Today we consume and utilise data more than ever before. About 20 years ago, our average daily intake of technology was around 6 hours, mostly in the form of TV, radio and computer usage. In 2015, it won’t be far-fetched to assume that almost 95 percent of our waking hours is spent connected to technology. Trillions of tweets, blogs, Facebook, LinkedIn, Instagram posts are created by the hour and this number is only expected to rise further. Apart from social media, which only forms a miniscule part of this data, retail transactions, medical records, travel records, commuter movements, educational records, and even security surveillance data are captured on a daily basis. Our consumption of these massive amounts of data and information has today given birth to the Big Data buzz and as data gets generated at the speed of thought, we simply cannot discount or ignore it.
So, what is Big Data and what does it have to do with management accountants in the Middle East? Interestingly, Big Data has been ranked as one of the ten most influential technology trends that will have the potential to significantly reshape the business and accountancy landscape. In the region, it is slowly gaining momentum among the accounting fraternity, however, its influence is yet to be fully realised.
The challenge for organisations and business managers in this exciting new space is to first recognise the potential of Big Data. They then need to develop strategies for capturing and managing data, followed by developing and encouraging talent within their organisations to exploit the benefits of Big Data. It is in this last step that management accountants have a significant role to play given their training, skills, competencies and mindset.
As a business organisation, what really matters is the value Big Data brings to the table rather than just looking at it as a technology hype that needs to be adopted and this is where the management accountant’s role begins.
Management accountants standout from their typical counterpart, the financial accountants. In that respect, they are not limited to internal financial data and performance analysis but are involved in the overall performance of an organisation from financial, productivity, efficiency and effectiveness measures. In the era of Big Data, management accountants need to redefine many traditional boundaries and definitions and acquire new skills. Their role demands the same output at a higher rate of adoption and they need to be agile, learn new skills, and probably challenge some fundamentals too.
As decision makers in their organisation imagine the opportunities they can have with the insights of the online searches filtered for their customers. If they work for a bank and if they know that their customer is, at a particular moment, browsing on websites for vehicles to buy or houses to rent, knowing the customer’s financial position through the accounts they maintain, the bank might be able to offer car or housing loans before the customer goes to another financial services company. The possibilities are endless and it is the identification of what is valuable real time or near real time information to their organisation that is the real game-changer.
I think management accountants are poised to be tomorrow’s data scientist if they acquire the required skills such as advanced algorithms, use of new technical tools, data handling and mining and so on.
Organisations today expect their management team to provide predictive insights that will enable decision makers to develop strategy and deliver strategic outcomes.

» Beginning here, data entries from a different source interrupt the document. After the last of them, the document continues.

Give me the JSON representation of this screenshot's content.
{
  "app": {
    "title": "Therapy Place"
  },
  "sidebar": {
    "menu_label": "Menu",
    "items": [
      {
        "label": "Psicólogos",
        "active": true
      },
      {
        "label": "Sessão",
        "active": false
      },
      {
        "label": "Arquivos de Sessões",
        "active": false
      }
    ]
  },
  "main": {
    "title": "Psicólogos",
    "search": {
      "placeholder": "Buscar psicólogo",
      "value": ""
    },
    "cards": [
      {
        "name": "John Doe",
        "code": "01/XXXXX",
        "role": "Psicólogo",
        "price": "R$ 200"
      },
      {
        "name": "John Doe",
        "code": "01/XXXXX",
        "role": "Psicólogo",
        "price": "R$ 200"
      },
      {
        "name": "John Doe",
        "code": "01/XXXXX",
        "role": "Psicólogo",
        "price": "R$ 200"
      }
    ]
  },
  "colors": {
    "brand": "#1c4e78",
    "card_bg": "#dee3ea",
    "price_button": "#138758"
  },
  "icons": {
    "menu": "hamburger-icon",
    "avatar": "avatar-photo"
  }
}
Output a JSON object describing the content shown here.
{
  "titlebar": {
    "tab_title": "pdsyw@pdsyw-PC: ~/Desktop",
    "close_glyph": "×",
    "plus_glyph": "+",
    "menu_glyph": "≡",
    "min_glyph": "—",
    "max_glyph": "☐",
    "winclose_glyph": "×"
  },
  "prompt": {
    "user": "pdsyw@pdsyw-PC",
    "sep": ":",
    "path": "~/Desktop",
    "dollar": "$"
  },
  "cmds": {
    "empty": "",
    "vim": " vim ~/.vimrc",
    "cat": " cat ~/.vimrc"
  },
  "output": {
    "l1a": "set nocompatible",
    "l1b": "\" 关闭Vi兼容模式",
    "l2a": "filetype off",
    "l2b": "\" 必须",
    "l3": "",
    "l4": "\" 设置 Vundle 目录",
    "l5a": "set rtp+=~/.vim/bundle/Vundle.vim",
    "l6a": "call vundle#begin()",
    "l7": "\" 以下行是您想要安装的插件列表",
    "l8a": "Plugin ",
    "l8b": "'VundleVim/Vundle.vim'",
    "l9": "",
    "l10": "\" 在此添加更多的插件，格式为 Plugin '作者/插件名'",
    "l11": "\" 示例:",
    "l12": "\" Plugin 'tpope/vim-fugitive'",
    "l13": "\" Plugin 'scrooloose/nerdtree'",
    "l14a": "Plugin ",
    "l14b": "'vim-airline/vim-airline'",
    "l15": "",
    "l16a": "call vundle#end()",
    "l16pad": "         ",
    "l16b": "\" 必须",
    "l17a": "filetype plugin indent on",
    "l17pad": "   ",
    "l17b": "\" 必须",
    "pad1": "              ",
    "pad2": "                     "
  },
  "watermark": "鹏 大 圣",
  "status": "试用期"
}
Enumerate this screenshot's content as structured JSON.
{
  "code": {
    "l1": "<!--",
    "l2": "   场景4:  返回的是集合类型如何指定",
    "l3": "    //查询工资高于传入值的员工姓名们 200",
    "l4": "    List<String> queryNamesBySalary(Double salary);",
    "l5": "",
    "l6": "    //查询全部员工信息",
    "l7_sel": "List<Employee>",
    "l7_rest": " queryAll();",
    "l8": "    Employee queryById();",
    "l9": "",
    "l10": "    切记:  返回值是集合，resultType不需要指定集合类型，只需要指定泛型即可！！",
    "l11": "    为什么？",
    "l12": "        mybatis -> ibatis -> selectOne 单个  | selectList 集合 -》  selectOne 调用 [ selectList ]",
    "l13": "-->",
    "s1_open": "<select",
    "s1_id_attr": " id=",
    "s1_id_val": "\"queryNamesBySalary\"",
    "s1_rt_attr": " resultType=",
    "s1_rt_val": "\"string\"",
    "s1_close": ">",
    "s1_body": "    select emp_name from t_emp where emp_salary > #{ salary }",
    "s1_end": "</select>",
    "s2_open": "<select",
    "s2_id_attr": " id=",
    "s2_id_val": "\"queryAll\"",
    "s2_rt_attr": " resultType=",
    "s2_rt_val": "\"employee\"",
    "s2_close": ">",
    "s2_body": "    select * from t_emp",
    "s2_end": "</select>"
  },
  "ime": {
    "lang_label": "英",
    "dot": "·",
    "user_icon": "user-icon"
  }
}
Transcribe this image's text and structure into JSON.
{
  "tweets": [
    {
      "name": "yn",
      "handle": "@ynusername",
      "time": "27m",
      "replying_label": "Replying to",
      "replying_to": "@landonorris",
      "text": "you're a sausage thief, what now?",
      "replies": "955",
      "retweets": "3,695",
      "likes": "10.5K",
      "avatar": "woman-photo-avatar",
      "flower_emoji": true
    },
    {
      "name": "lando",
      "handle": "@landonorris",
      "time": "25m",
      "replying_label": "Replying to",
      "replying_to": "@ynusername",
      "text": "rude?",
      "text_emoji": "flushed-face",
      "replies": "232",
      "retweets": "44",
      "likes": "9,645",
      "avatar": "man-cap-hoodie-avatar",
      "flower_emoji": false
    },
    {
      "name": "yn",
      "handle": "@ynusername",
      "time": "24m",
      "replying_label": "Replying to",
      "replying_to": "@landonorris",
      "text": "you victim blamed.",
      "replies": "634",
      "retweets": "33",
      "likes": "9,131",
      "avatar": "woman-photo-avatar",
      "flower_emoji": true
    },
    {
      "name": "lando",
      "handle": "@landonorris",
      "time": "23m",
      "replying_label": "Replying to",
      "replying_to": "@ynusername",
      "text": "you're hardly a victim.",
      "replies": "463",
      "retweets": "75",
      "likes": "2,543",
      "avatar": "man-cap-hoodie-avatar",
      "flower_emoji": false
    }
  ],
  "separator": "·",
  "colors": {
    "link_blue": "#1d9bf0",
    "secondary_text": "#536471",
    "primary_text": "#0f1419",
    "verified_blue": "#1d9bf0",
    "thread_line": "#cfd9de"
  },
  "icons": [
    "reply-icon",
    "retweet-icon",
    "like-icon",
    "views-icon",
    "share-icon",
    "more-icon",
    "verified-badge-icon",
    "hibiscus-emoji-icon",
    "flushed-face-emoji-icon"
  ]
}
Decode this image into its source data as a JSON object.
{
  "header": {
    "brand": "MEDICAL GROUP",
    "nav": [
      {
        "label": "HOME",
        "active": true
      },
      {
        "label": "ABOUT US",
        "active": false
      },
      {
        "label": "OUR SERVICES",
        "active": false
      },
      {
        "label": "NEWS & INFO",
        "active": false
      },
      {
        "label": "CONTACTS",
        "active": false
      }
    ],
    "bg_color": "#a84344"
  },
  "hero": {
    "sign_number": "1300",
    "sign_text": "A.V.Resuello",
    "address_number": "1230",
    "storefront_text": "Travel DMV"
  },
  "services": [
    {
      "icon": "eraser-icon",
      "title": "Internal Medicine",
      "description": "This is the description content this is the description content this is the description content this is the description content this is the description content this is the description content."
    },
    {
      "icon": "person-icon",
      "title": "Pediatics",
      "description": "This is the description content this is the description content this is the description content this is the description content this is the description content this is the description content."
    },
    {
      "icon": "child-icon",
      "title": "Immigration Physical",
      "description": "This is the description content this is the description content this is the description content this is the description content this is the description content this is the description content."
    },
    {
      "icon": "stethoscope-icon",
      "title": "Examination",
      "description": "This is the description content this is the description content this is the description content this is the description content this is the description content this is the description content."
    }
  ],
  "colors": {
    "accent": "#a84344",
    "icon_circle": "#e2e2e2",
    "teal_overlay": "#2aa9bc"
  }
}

Getting to grips with Big Data and business analytics will provide them the ideal platform to achieve the recognition as truly value adding business partners. What they should recognise is that they must be open to the idea of transforming themselves by looking and thinking outside the box. Big Data and business analytics is an opportunity that should not be missed.
Management accountants must recognise that they have a very powerful toolkit that can complement their current roles and responsibilities in their organisation and now is the time to get involved in the Big Data buzz before it is too late.